How to Watch SpaceX Live Stream Online: SpaceX Launching Supplies to ISS For NASA

The astronauts on board the International Space Station are scheduled to get a nice resupply of goods in the coming days. SpaceX was scheduled to launch a Falcon 9 rocket carrying the supplies on Tuesday but delayed the launch until Wednesday.

If weather conditions hold, the launch is scheduled for Wednesday at 1:16 p.m. EST from Launch Complex 40 at Florida's Cape Canaveral Air Force Station, according to NASA.

Those who had tickets to Tuesday's launch from LC-39 were in luck, because the Kennedy Space Center was going to honor those tickets for the launch Wednesday. That ticket puts viewers less than 3.5 miles from the launch pad and gives them a great view of the liftoff.

Coverage is expected to begin on NASA TV around 12:45 p.m. EST Wednesday, ahead of the 1:16 p.m. launch. The press conference after the launch is expected to happen at 3:15 p.m. the same day. The Dragon spacecraft used by NASA and SpaceX to send the supplies to the station is expected to arrive there Saturday. The rendezvous will happen around 4:30 a.m. EST, and the installation to the Harmony module of the ISS is expected around 7:30 a.m.
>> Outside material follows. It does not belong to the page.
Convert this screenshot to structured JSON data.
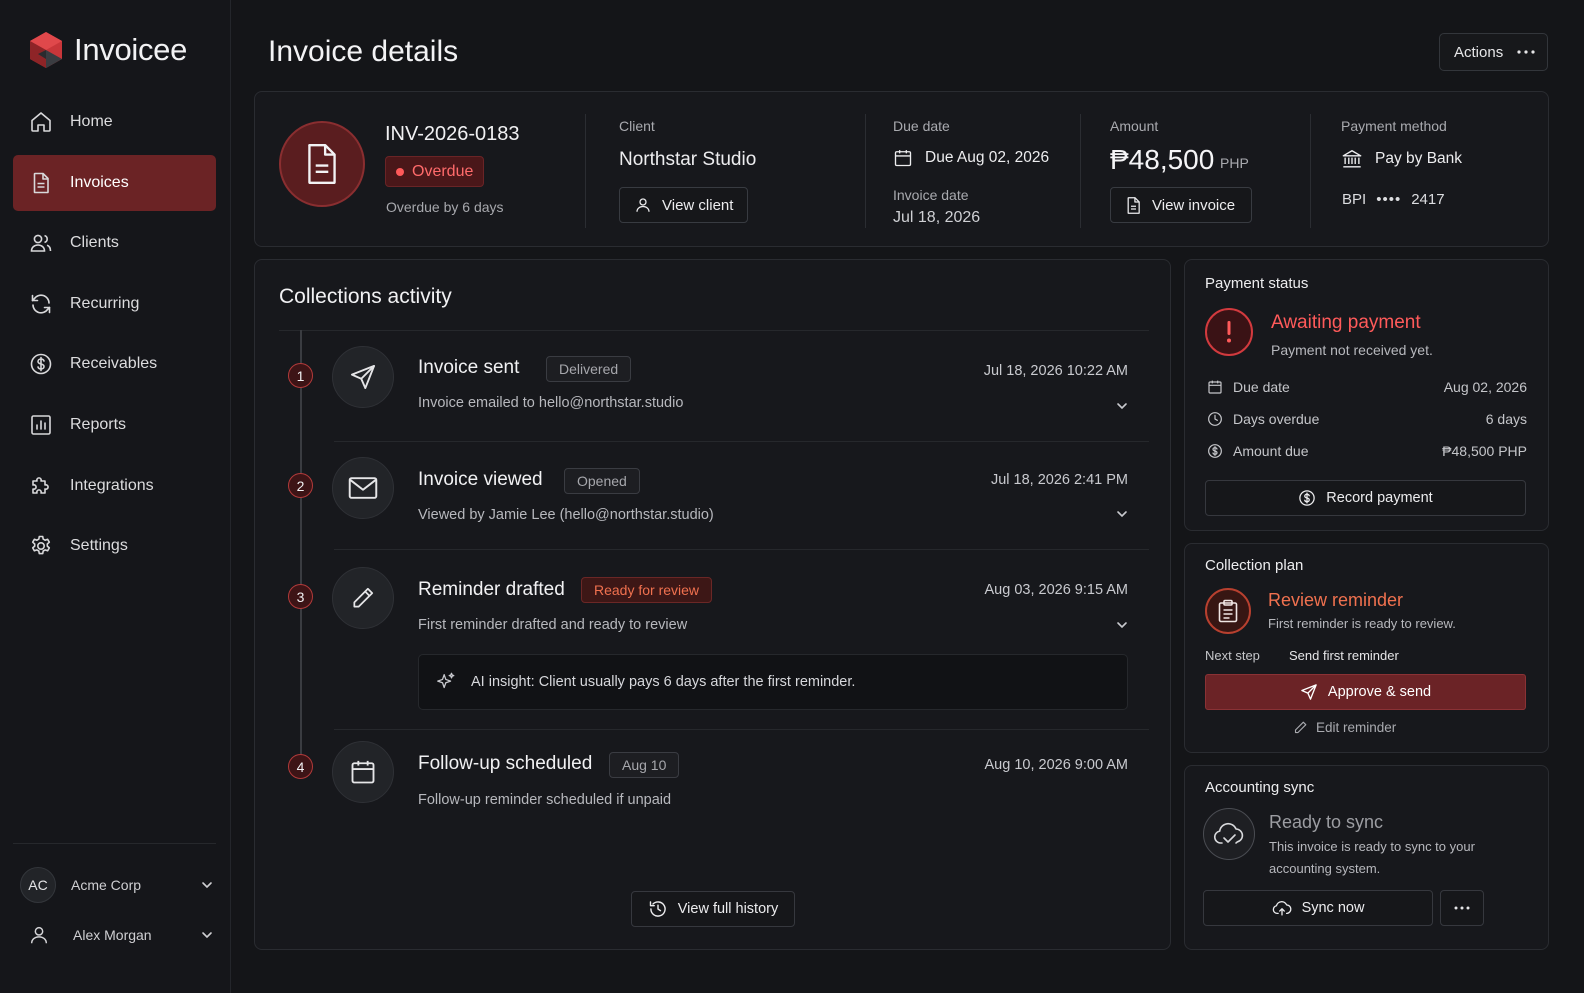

A SpaceX Falcon 9 rocket lifts off from Space Launch Complex 40 at Cape Canaveral Air Force Station in Florida on April 2. The rocket was carrying the SpaceX Dragon resupply spacecraft. NASA

The Dragon will arrive with more than 5,500 pounds of supplies and research to support hundreds of experiments on the ISS. Once the Dragon arrives, it's expected to stay attached to the ISS for five weeks until it's sent back to Earth, full of research that has finished its time in space and return cargo, according to NASA.

If Wednesday's launch is postponed again, the next window for a launch is Friday at 12:28 p.m. EST, according to SpaceX. This launch is scheduled to be the 16th of 20 that SpaceX was contracted to do for NASA. SpaceX is expected to conduct an uncrewed test launch of its passenger craft in 2019 and then conduct its first crewed test later in the year. The company has contracted with NASA to help bring people in addition to supplies to the space station.

The launch will be available to stream on the NASA TV YouTube channels, as well as on the SpaceX website and YouTube: